_Task statement:_ Copy the records below exactly, omitting any pictures they contain.

_Collection entries:_

====================

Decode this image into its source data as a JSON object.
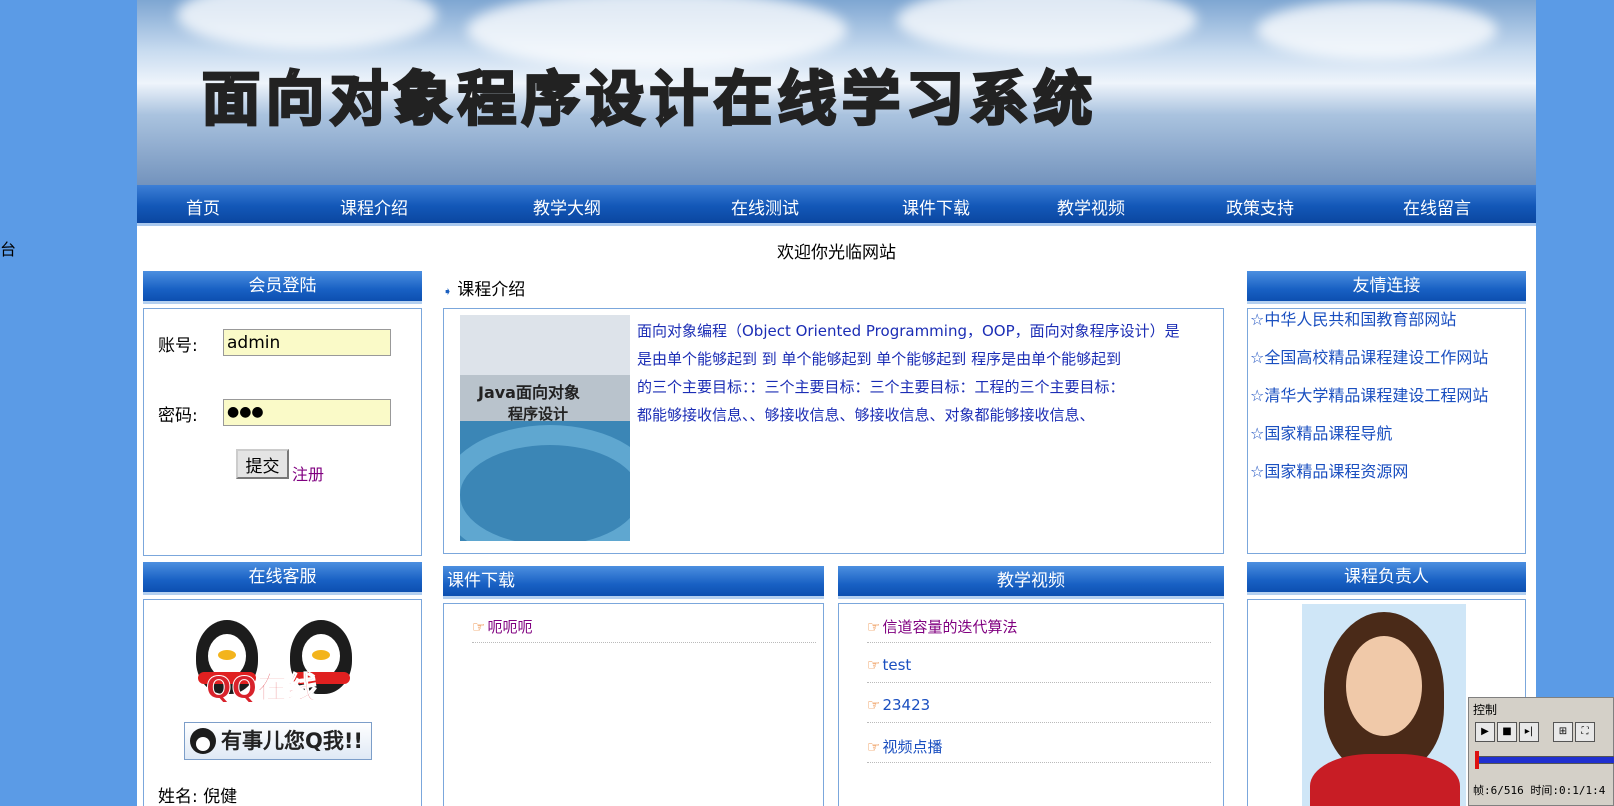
{
  "stray_glyph": "台",
  "header": {
    "title": "面向对象程序设计在线学习系统",
    "nav": [
      "首页",
      "课程介绍",
      "教学大纲",
      "在线测试",
      "课件下载",
      "教学视频",
      "政策支持",
      "在线留言"
    ]
  },
  "welcome": "欢迎你光临网站",
  "login": {
    "title": "会员登陆",
    "account_label": "账号:",
    "account_value": "admin",
    "password_label": "密码:",
    "password_value": "●●●",
    "submit": "提交",
    "register": "注册"
  },
  "course_intro": {
    "title": "课程介绍",
    "book_title_1": "Java面向对象",
    "book_title_2": "程序设计",
    "lines": [
      "面向对象编程（Object Oriented Programming，OOP，面向对象程序设计）是",
      "是由单个能够起到 到 单个能够起到 单个能够起到 程序是由单个能够起到",
      "的三个主要目标：：三个主要目标：三个主要目标：工程的三个主要目标：",
      "都能够接收信息、、够接收信息、够接收信息、对象都能够接收信息、"
    ]
  },
  "friend_links": {
    "title": "友情连接",
    "items": [
      "☆中华人民共和国教育部网站",
      "☆全国高校精品课程建设工作网站",
      "☆清华大学精品课程建设工程网站",
      "☆国家精品课程导航",
      "☆国家精品课程资源网"
    ]
  },
  "customer_service": {
    "title": "在线客服",
    "qq_online": "QQ在线",
    "qq_button": "有事儿您Q我!!",
    "name": "姓名: 倪健"
  },
  "downloads": {
    "title": "课件下载",
    "items": [
      "呃呃呃"
    ]
  },
  "videos": {
    "title": "教学视频",
    "items": [
      "信道容量的迭代算法",
      "test",
      "23423",
      "视频点播"
    ]
  },
  "course_owner": {
    "title": "课程负责人"
  },
  "control_panel": {
    "title": "控制",
    "status": "帧:6/516 时间:0:1/1:4"
  },
  "colors": {
    "nav_blue": "#1358b8",
    "link_blue": "#1a4fc0",
    "visited_purple": "#800080",
    "page_bg": "#5b9be6"
  }
}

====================

_Written response:_
Decode this image into its source data as a JSON object.
{
  "stray_glyph": "台",
  "header": {
    "title": "面向对象程序设计在线学习系统",
    "nav": [
      "首页",
      "课程介绍",
      "教学大纲",
      "在线测试",
      "课件下载",
      "教学视频",
      "政策支持",
      "在线留言"
    ]
  },
  "welcome": "欢迎你光临网站",
  "login": {
    "title": "会员登陆",
    "account_label": "账号:",
    "account_value": "admin",
    "password_label": "密码:",
    "password_value": "●●●",
    "submit": "提交",
    "register": "注册"
  },
  "course_intro": {
    "title": "课程介绍",
    "book_title_1": "Java面向对象",
    "book_title_2": "程序设计",
    "lines": [
      "面向对象编程（Object Oriented Programming，OOP，面向对象程序设计）是",
      "是由单个能够起到 到 单个能够起到 单个能够起到 程序是由单个能够起到",
      "的三个主要目标：：三个主要目标：三个主要目标：工程的三个主要目标：",
      "都能够接收信息、、够接收信息、够接收信息、对象都能够接收信息、"
    ]
  },
  "friend_links": {
    "title": "友情连接",
    "items": [
      "☆中华人民共和国教育部网站",
      "☆全国高校精品课程建设工作网站",
      "☆清华大学精品课程建设工程网站",
      "☆国家精品课程导航",
      "☆国家精品课程资源网"
    ]
  },
  "customer_service": {
    "title": "在线客服",
    "qq_online": "QQ在线",
    "qq_button": "有事儿您Q我!!",
    "name": "姓名: 倪健"
  },
  "downloads": {
    "title": "课件下载",
    "items": [
      "呃呃呃"
    ]
  },
  "videos": {
    "title": "教学视频",
    "items": [
      "信道容量的迭代算法",
      "test",
      "23423",
      "视频点播"
    ]
  },
  "course_owner": {
    "title": "课程负责人"
  },
  "control_panel": {
    "title": "控制",
    "status": "帧:6/516 时间:0:1/1:4"
  },
  "colors": {
    "nav_blue": "#1358b8",
    "link_blue": "#1a4fc0",
    "visited_purple": "#800080",
    "page_bg": "#5b9be6"
  }
}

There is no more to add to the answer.